[Data supplied]

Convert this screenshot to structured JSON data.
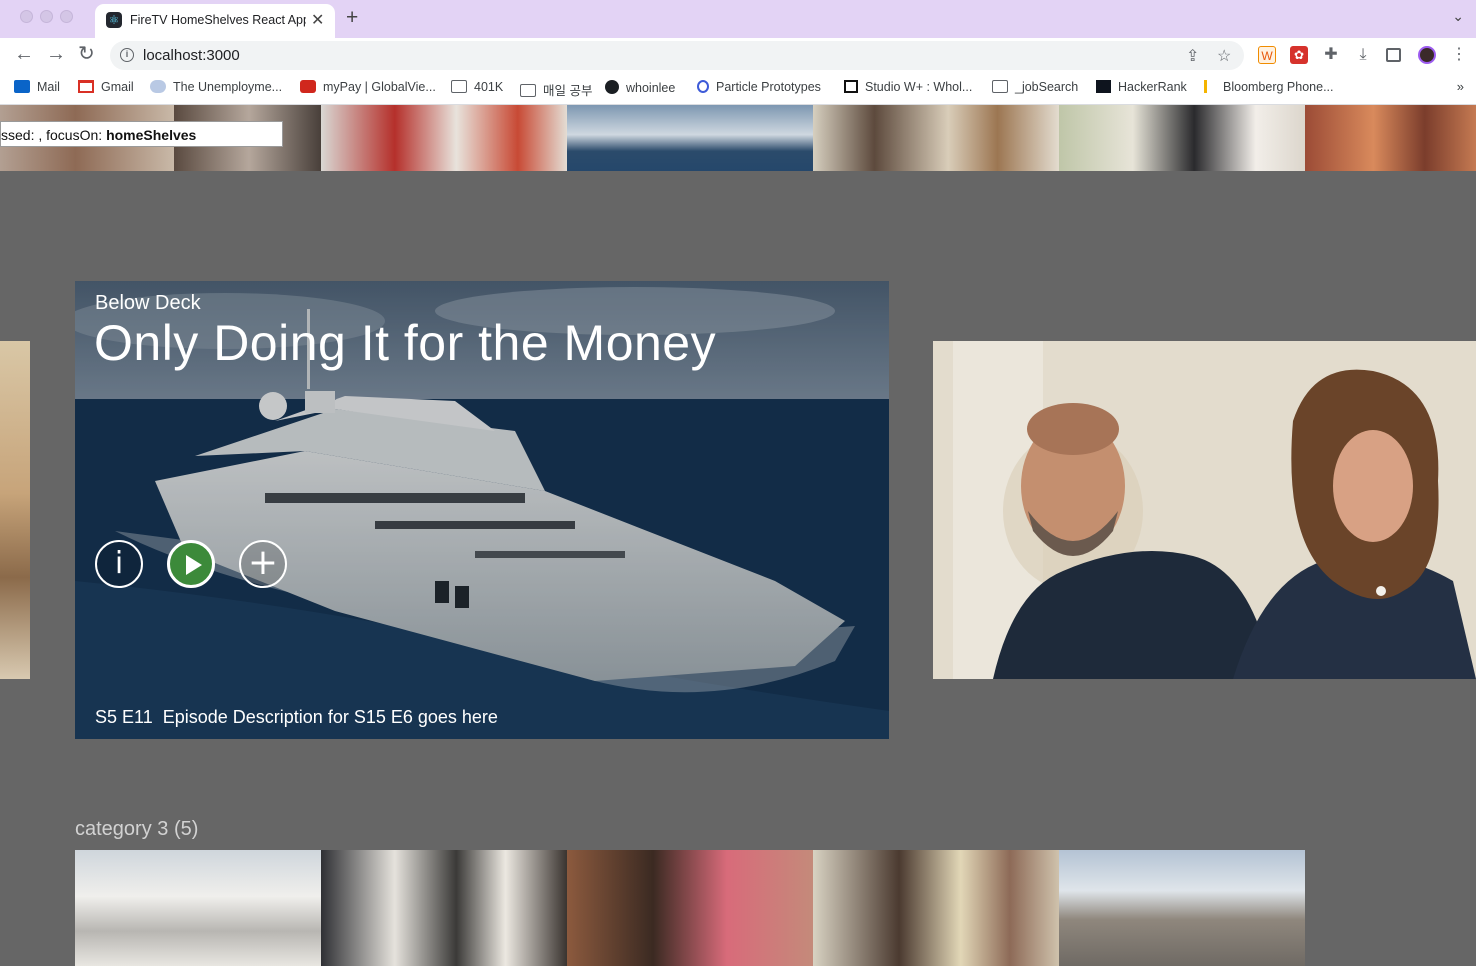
{
  "browser": {
    "tab_title": "FireTV HomeShelves React App",
    "url": "localhost:3000",
    "bookmarks": [
      {
        "label": "Mail",
        "icon": "outlook-icon"
      },
      {
        "label": "Gmail",
        "icon": "gmail-icon"
      },
      {
        "label": "The Unemployme...",
        "icon": "cloud-icon"
      },
      {
        "label": "myPay | GlobalVie...",
        "icon": "adp-icon"
      },
      {
        "label": "401K",
        "icon": "folder-icon"
      },
      {
        "label": "매일 공부",
        "icon": "folder-icon"
      },
      {
        "label": "whoinlee",
        "icon": "github-icon"
      },
      {
        "label": "Particle Prototypes",
        "icon": "particle-icon"
      },
      {
        "label": "Studio W+ : Whol...",
        "icon": "studio-icon"
      },
      {
        "label": "_jobSearch",
        "icon": "folder-icon"
      },
      {
        "label": "HackerRank",
        "icon": "hackerrank-icon"
      },
      {
        "label": "Bloomberg Phone...",
        "icon": "bloomberg-icon"
      }
    ],
    "more_bookmarks": "»"
  },
  "status": {
    "prefix": "ssed: , focusOn: ",
    "focus_value": "homeShelves"
  },
  "hero": {
    "show_name": "Below Deck",
    "episode_title": "Only Doing It for the Money",
    "episode_code": "S5 E11",
    "description": "Episode Description for S15 E6 goes here",
    "info_glyph": "i",
    "add_glyph": "+"
  },
  "category": {
    "title": "category 3 (5)"
  },
  "colors": {
    "page_bg": "#666666",
    "tab_strip": "#e3d3f5",
    "play_button": "#3c8a3a"
  }
}
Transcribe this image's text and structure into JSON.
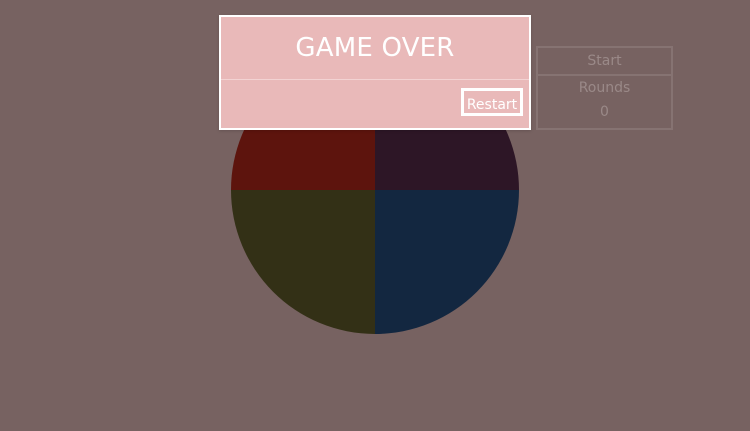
{
  "game": {
    "quadrant_colors": {
      "top_left": "#5d140d",
      "top_right": "#2d1626",
      "bottom_left": "#333016",
      "bottom_right": "#132740"
    }
  },
  "panel": {
    "start_label": "Start",
    "rounds_label": "Rounds",
    "rounds_value": "0"
  },
  "modal": {
    "title": "GAME OVER",
    "restart_label": "Restart"
  },
  "colors": {
    "background": "#776261",
    "modal_background": "#e9b9b9",
    "modal_text": "#ffffff"
  }
}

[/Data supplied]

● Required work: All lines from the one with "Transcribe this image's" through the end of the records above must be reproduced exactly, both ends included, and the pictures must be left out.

● Finished task:
Transcribe this image's text and structure into JSON.
{
  "game": {
    "quadrant_colors": {
      "top_left": "#5d140d",
      "top_right": "#2d1626",
      "bottom_left": "#333016",
      "bottom_right": "#132740"
    }
  },
  "panel": {
    "start_label": "Start",
    "rounds_label": "Rounds",
    "rounds_value": "0"
  },
  "modal": {
    "title": "GAME OVER",
    "restart_label": "Restart"
  },
  "colors": {
    "background": "#776261",
    "modal_background": "#e9b9b9",
    "modal_text": "#ffffff"
  }
}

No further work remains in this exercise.